- Task requirements -
Below are some records; print every one of them exactly.

- Provided records -
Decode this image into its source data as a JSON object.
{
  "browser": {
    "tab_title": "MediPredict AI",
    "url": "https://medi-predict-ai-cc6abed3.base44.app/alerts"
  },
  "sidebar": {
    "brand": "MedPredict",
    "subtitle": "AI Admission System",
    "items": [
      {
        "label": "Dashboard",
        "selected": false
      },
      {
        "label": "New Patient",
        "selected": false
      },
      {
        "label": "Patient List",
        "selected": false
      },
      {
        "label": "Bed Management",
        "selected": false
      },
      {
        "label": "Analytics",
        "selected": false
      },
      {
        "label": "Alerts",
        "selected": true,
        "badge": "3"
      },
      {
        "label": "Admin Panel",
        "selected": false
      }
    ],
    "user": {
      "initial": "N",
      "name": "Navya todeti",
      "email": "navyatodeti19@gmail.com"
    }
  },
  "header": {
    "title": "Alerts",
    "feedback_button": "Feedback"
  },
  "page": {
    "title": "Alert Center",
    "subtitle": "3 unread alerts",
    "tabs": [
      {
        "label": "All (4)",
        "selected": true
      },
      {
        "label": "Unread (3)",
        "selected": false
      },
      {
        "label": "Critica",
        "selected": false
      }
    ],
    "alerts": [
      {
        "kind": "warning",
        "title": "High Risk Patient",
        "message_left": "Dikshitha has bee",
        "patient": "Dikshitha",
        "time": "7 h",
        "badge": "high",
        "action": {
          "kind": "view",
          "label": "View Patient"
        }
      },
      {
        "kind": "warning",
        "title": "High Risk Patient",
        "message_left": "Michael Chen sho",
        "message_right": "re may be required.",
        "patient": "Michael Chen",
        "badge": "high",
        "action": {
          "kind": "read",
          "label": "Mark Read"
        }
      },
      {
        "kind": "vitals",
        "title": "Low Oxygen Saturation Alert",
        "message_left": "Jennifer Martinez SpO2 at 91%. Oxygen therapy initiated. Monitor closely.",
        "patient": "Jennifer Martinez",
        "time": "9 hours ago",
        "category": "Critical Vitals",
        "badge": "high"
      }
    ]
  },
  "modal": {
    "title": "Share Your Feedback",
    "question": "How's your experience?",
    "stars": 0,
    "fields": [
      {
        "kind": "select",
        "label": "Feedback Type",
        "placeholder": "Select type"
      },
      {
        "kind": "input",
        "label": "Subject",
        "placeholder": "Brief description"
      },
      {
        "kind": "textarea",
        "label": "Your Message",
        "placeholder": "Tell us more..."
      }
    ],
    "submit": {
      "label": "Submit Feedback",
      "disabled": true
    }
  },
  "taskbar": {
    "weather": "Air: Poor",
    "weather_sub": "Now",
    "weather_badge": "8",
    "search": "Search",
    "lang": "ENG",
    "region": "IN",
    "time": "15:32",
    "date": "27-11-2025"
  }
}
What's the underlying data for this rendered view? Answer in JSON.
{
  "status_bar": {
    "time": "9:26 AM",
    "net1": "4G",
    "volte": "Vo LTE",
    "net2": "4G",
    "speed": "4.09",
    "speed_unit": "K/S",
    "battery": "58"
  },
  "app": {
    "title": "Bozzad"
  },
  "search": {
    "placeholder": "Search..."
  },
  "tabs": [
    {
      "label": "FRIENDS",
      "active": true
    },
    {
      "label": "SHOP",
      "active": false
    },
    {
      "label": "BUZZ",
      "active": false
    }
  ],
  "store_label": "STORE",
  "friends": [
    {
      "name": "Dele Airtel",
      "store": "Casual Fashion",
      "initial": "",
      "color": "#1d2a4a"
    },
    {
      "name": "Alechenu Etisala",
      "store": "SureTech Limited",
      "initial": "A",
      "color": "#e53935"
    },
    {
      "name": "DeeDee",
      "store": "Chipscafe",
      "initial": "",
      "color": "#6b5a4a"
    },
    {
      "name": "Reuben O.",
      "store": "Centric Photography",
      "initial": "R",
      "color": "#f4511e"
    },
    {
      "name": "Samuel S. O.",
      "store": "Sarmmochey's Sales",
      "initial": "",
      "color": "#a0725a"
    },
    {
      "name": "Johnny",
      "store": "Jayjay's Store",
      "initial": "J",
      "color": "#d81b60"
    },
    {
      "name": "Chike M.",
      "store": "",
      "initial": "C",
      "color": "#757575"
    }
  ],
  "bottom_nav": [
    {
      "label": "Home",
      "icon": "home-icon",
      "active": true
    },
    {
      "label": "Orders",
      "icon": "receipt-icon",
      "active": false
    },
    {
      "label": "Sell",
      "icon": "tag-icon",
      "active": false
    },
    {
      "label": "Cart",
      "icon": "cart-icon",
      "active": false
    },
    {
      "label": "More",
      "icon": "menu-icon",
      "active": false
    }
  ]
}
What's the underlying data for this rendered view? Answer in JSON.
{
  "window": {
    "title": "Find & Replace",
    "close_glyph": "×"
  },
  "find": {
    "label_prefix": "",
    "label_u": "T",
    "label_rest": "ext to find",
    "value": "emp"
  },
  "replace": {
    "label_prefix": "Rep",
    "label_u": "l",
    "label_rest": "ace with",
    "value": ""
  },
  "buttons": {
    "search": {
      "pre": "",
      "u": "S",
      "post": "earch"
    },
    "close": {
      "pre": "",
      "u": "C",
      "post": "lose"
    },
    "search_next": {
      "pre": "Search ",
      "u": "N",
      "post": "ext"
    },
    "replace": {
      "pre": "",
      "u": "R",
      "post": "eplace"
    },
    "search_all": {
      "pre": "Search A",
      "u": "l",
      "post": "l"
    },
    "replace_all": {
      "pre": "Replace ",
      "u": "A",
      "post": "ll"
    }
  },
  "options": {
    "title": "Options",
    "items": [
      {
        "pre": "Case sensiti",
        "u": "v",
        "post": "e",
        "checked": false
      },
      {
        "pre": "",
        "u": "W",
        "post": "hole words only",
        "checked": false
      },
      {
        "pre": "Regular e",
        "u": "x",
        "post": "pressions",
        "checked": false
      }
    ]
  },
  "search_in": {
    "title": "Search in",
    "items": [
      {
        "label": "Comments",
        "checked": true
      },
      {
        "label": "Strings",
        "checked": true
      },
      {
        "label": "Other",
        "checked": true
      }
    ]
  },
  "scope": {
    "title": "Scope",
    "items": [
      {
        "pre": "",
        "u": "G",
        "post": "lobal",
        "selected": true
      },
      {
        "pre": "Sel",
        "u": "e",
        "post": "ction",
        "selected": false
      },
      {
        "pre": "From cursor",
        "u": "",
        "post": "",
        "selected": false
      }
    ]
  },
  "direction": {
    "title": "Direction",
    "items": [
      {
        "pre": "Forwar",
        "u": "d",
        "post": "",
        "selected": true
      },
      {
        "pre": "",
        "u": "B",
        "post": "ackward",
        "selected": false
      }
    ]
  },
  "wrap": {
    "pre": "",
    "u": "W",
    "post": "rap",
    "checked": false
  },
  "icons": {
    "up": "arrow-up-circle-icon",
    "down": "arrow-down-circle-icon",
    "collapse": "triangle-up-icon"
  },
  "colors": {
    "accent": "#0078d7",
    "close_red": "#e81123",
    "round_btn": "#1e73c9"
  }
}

- Response area -
Decode this image into its source data as a JSON object.
{
  "browser": {
    "tab_title": "MediPredict AI",
    "url": "https://medi-predict-ai-cc6abed3.base44.app/alerts"
  },
  "sidebar": {
    "brand": "MedPredict",
    "subtitle": "AI Admission System",
    "items": [
      {
        "label": "Dashboard",
        "selected": false
      },
      {
        "label": "New Patient",
        "selected": false
      },
      {
        "label": "Patient List",
        "selected": false
      },
      {
        "label": "Bed Management",
        "selected": false
      },
      {
        "label": "Analytics",
        "selected": false
      },
      {
        "label": "Alerts",
        "selected": true,
        "badge": "3"
      },
      {
        "label": "Admin Panel",
        "selected": false
      }
    ],
    "user": {
      "initial": "N",
      "name": "Navya todeti",
      "email": "navyatodeti19@gmail.com"
    }
  },
  "header": {
    "title": "Alerts",
    "feedback_button": "Feedback"
  },
  "page": {
    "title": "Alert Center",
    "subtitle": "3 unread alerts",
    "tabs": [
      {
        "label": "All (4)",
        "selected": true
      },
      {
        "label": "Unread (3)",
        "selected": false
      },
      {
        "label": "Critica",
        "selected": false
      }
    ],
    "alerts": [
      {
        "kind": "warning",
        "title": "High Risk Patient",
        "message_left": "Dikshitha has bee",
        "patient": "Dikshitha",
        "time": "7 h",
        "badge": "high",
        "action": {
          "kind": "view",
          "label": "View Patient"
        }
      },
      {
        "kind": "warning",
        "title": "High Risk Patient",
        "message_left": "Michael Chen sho",
        "message_right": "re may be required.",
        "patient": "Michael Chen",
        "badge": "high",
        "action": {
          "kind": "read",
          "label": "Mark Read"
        }
      },
      {
        "kind": "vitals",
        "title": "Low Oxygen Saturation Alert",
        "message_left": "Jennifer Martinez SpO2 at 91%. Oxygen therapy initiated. Monitor closely.",
        "patient": "Jennifer Martinez",
        "time": "9 hours ago",
        "category": "Critical Vitals",
        "badge": "high"
      }
    ]
  },
  "modal": {
    "title": "Share Your Feedback",
    "question": "How's your experience?",
    "stars": 0,
    "fields": [
      {
        "kind": "select",
        "label": "Feedback Type",
        "placeholder": "Select type"
      },
      {
        "kind": "input",
        "label": "Subject",
        "placeholder": "Brief description"
      },
      {
        "kind": "textarea",
        "label": "Your Message",
        "placeholder": "Tell us more..."
      }
    ],
    "submit": {
      "label": "Submit Feedback",
      "disabled": true
    }
  },
  "taskbar": {
    "weather": "Air: Poor",
    "weather_sub": "Now",
    "weather_badge": "8",
    "search": "Search",
    "lang": "ENG",
    "region": "IN",
    "time": "15:32",
    "date": "27-11-2025"
  }
}
What's the underlying data for this rendered view? Answer in JSON.
{
  "status_bar": {
    "time": "9:26 AM",
    "net1": "4G",
    "volte": "Vo LTE",
    "net2": "4G",
    "speed": "4.09",
    "speed_unit": "K/S",
    "battery": "58"
  },
  "app": {
    "title": "Bozzad"
  },
  "search": {
    "placeholder": "Search..."
  },
  "tabs": [
    {
      "label": "FRIENDS",
      "active": true
    },
    {
      "label": "SHOP",
      "active": false
    },
    {
      "label": "BUZZ",
      "active": false
    }
  ],
  "store_label": "STORE",
  "friends": [
    {
      "name": "Dele Airtel",
      "store": "Casual Fashion",
      "initial": "",
      "color": "#1d2a4a"
    },
    {
      "name": "Alechenu Etisala",
      "store": "SureTech Limited",
      "initial": "A",
      "color": "#e53935"
    },
    {
      "name": "DeeDee",
      "store": "Chipscafe",
      "initial": "",
      "color": "#6b5a4a"
    },
    {
      "name": "Reuben O.",
      "store": "Centric Photography",
      "initial": "R",
      "color": "#f4511e"
    },
    {
      "name": "Samuel S. O.",
      "store": "Sarmmochey's Sales",
      "initial": "",
      "color": "#a0725a"
    },
    {
      "name": "Johnny",
      "store": "Jayjay's Store",
      "initial": "J",
      "color": "#d81b60"
    },
    {
      "name": "Chike M.",
      "store": "",
      "initial": "C",
      "color": "#757575"
    }
  ],
  "bottom_nav": [
    {
      "label": "Home",
      "icon": "home-icon",
      "active": true
    },
    {
      "label": "Orders",
      "icon": "receipt-icon",
      "active": false
    },
    {
      "label": "Sell",
      "icon": "tag-icon",
      "active": false
    },
    {
      "label": "Cart",
      "icon": "cart-icon",
      "active": false
    },
    {
      "label": "More",
      "icon": "menu-icon",
      "active": false
    }
  ]
}
What's the underlying data for this rendered view? Answer in JSON.
{
  "window": {
    "title": "Find & Replace",
    "close_glyph": "×"
  },
  "find": {
    "label_prefix": "",
    "label_u": "T",
    "label_rest": "ext to find",
    "value": "emp"
  },
  "replace": {
    "label_prefix": "Rep",
    "label_u": "l",
    "label_rest": "ace with",
    "value": ""
  },
  "buttons": {
    "search": {
      "pre": "",
      "u": "S",
      "post": "earch"
    },
    "close": {
      "pre": "",
      "u": "C",
      "post": "lose"
    },
    "search_next": {
      "pre": "Search ",
      "u": "N",
      "post": "ext"
    },
    "replace": {
      "pre": "",
      "u": "R",
      "post": "eplace"
    },
    "search_all": {
      "pre": "Search A",
      "u": "l",
      "post": "l"
    },
    "replace_all": {
      "pre": "Replace ",
      "u": "A",
      "post": "ll"
    }
  },
  "options": {
    "title": "Options",
    "items": [
      {
        "pre": "Case sensiti",
        "u": "v",
        "post": "e",
        "checked": false
      },
      {
        "pre": "",
        "u": "W",
        "post": "hole words only",
        "checked": false
      },
      {
        "pre": "Regular e",
        "u": "x",
        "post": "pressions",
        "checked": false
      }
    ]
  },
  "search_in": {
    "title": "Search in",
    "items": [
      {
        "label": "Comments",
        "checked": true
      },
      {
        "label": "Strings",
        "checked": true
      },
      {
        "label": "Other",
        "checked": true
      }
    ]
  },
  "scope": {
    "title": "Scope",
    "items": [
      {
        "pre": "",
        "u": "G",
        "post": "lobal",
        "selected": true
      },
      {
        "pre": "Sel",
        "u": "e",
        "post": "ction",
        "selected": false
      },
      {
        "pre": "From cursor",
        "u": "",
        "post": "",
        "selected": false
      }
    ]
  },
  "direction": {
    "title": "Direction",
    "items": [
      {
        "pre": "Forwar",
        "u": "d",
        "post": "",
        "selected": true
      },
      {
        "pre": "",
        "u": "B",
        "post": "ackward",
        "selected": false
      }
    ]
  },
  "wrap": {
    "pre": "",
    "u": "W",
    "post": "rap",
    "checked": false
  },
  "icons": {
    "up": "arrow-up-circle-icon",
    "down": "arrow-down-circle-icon",
    "collapse": "triangle-up-icon"
  },
  "colors": {
    "accent": "#0078d7",
    "close_red": "#e81123",
    "round_btn": "#1e73c9"
  }
}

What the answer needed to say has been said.